- Explain the activity. Example: “Ok, we’re going to do an activity called “Identity Signs”. As you can see there are different identity categories hung up around the room – (name each identity category). In a minute I’m going to ask you all to stand up and I’m going to read out a question that has a blank in it. You will then move under the sign that best fills in that blank. Is anyone not clear on those directions? I’ll read out the first question and if you’re not sure what to do at that point we will discuss what to do.”
- Get everyone standing up!
- Read out the first question – clarify what you would like people to do.
- Ask if anyone would like to talk about why they choose that identity or what their lived experience is like with that identity applying to that question. Allow for a few different people to share their thoughts. If everyone seems particularly eager then allow everyone to talk. Before you want to move on, let people know that someone will be the last one to talk, “Billy do you want to share before I ask another question?” This allows for a smoother transition.

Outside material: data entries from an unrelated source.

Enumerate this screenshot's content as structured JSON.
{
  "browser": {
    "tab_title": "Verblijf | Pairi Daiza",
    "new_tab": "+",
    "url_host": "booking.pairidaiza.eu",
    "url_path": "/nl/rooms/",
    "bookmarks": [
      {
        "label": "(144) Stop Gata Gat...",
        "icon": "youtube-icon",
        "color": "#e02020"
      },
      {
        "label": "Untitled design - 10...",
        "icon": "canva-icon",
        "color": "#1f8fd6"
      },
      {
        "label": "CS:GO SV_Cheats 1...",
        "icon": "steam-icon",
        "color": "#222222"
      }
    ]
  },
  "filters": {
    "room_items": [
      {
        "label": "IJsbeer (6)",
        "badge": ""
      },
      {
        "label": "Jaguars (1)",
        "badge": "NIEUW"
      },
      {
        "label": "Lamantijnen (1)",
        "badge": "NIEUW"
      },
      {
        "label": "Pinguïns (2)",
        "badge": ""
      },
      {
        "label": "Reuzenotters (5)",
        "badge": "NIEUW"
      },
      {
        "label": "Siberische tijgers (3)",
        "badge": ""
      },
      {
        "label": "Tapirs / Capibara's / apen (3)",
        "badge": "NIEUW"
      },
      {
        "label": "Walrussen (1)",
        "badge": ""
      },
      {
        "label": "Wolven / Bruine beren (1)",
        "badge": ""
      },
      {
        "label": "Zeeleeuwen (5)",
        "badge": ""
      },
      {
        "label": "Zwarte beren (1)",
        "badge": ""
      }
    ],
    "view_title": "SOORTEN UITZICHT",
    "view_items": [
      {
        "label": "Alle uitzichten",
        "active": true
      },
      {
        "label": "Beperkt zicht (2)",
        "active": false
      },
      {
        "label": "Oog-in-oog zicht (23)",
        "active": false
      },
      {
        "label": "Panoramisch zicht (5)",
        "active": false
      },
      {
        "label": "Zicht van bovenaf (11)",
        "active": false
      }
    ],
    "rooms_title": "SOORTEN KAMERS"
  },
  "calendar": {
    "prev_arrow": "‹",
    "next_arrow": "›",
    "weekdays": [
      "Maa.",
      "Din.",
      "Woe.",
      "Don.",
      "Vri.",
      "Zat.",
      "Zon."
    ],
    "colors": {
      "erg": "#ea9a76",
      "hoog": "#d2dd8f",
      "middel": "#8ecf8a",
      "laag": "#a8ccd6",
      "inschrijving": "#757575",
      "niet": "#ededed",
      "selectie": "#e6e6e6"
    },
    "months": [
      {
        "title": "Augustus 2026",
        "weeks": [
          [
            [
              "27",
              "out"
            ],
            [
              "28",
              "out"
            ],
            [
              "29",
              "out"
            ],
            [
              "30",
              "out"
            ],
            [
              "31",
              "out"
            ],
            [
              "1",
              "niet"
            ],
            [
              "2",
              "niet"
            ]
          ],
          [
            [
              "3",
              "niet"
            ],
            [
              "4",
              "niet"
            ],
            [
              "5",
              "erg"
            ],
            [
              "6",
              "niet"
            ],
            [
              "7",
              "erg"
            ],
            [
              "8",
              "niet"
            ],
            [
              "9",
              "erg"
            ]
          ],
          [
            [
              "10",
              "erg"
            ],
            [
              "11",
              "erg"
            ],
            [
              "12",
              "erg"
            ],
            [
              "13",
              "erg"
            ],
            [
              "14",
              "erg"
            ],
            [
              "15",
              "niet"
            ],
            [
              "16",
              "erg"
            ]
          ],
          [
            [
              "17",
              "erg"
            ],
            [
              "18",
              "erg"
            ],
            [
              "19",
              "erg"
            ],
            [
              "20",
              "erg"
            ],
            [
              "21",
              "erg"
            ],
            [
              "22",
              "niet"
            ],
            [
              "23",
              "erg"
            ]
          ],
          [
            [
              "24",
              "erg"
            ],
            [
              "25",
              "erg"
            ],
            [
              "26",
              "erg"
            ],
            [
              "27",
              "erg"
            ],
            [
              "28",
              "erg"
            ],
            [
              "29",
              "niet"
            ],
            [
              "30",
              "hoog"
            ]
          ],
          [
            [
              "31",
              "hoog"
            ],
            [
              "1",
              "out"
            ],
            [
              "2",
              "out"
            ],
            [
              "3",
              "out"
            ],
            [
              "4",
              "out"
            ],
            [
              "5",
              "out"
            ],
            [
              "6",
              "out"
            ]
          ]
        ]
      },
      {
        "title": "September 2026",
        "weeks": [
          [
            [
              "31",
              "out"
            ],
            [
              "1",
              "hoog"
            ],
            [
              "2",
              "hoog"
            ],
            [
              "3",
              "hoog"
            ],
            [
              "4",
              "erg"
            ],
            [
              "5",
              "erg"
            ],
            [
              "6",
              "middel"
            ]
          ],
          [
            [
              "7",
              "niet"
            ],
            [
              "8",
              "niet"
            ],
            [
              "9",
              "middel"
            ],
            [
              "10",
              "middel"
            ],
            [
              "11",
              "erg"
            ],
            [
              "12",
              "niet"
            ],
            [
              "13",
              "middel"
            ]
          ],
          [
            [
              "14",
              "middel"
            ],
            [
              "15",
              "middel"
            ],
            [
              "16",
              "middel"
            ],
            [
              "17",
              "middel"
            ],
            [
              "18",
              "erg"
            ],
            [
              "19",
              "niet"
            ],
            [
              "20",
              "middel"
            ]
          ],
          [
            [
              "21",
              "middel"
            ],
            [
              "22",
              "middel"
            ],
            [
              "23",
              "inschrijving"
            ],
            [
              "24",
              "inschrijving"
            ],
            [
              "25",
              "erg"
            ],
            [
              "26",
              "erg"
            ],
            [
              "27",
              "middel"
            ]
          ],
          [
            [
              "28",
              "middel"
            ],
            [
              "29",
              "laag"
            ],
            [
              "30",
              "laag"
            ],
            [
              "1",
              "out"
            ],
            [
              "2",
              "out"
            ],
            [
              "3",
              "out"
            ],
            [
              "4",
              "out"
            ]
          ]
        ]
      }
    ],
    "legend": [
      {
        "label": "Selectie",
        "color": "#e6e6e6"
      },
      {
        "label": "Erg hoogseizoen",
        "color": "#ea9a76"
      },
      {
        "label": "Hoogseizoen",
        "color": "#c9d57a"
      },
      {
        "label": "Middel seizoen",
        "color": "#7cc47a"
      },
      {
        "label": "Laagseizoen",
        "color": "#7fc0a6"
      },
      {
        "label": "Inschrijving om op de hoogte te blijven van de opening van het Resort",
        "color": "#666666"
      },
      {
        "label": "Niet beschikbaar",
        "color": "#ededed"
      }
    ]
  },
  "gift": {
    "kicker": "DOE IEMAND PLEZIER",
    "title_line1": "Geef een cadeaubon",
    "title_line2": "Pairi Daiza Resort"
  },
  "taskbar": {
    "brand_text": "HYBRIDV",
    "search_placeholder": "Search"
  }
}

- Repeat with another question.
- After you finish with the questions or the activity seems to be losing steam, close up with one last question and then do a wrap up of the activity.
- The part of my identity that I am most aware of on a daily basis is_________.
- The part of my identity that I am the least aware of on a daily basis is_________.
- The part of my identity that was most emphasized or important in my family growing up was _________.
- The part of my identity that I wish I knew more about is _________.
- The part of my identity that garners me the most privilege is _________.
- The part of my identity that I believe is the most misunderstood by others is _________.
- The part of my identity that I feel is difficult to discuss with others who identify differently _________.
- The part of my identity that makes me feel discriminated against is _________.
- Debrief the activity. Ask what people found surprising about the activity, or if anyone had anything more to add.
- Discuss what the activity was like to do – people often name that they didn’t realize how much they have in common with one another or that they were surprised about how they answered the questions
- Build off of comments that may address that it was difficult, or that participants don’t often think about all the parts of their identities. Draw parallels to people and talk about how one person’s frustration with people not understanding their sexuality can be a similar experience to someone else’s frustration around their gender presentation. Do not use language that says one experience is harder than the other, the important element is that we can all have similar or shared experiences with our identities even when the identities are incredibly different. experiences but
- Discuss how thinking about these identity categories affect us in our other identities as students self and what impact our identities has on being an educator, student, leader, team player, etc…
Make it your own
Add more questions! Or change the questions up!
You could also choose to focus on different identities – particularly if you’re working with a group of individuals that all share a common experience/identity. For example: If you’re working with the football team you might want to include “Athlete” as an identity sign.
You could do this silently and reflectively – asking people to write down their thoughts/experiences/choices on a piece of paper after every question. Then you could have people reflect in a small group on the process, or switch the papers and ask people to act out and read out a different individuals sheet.
It is important that this activity focuses talking on the different identity experiences and not on comparing the experiences of the different individuals. One person’s experience is not less severe or more important than another’s, and it is important to keep the questions to be about everyone’s individual truths.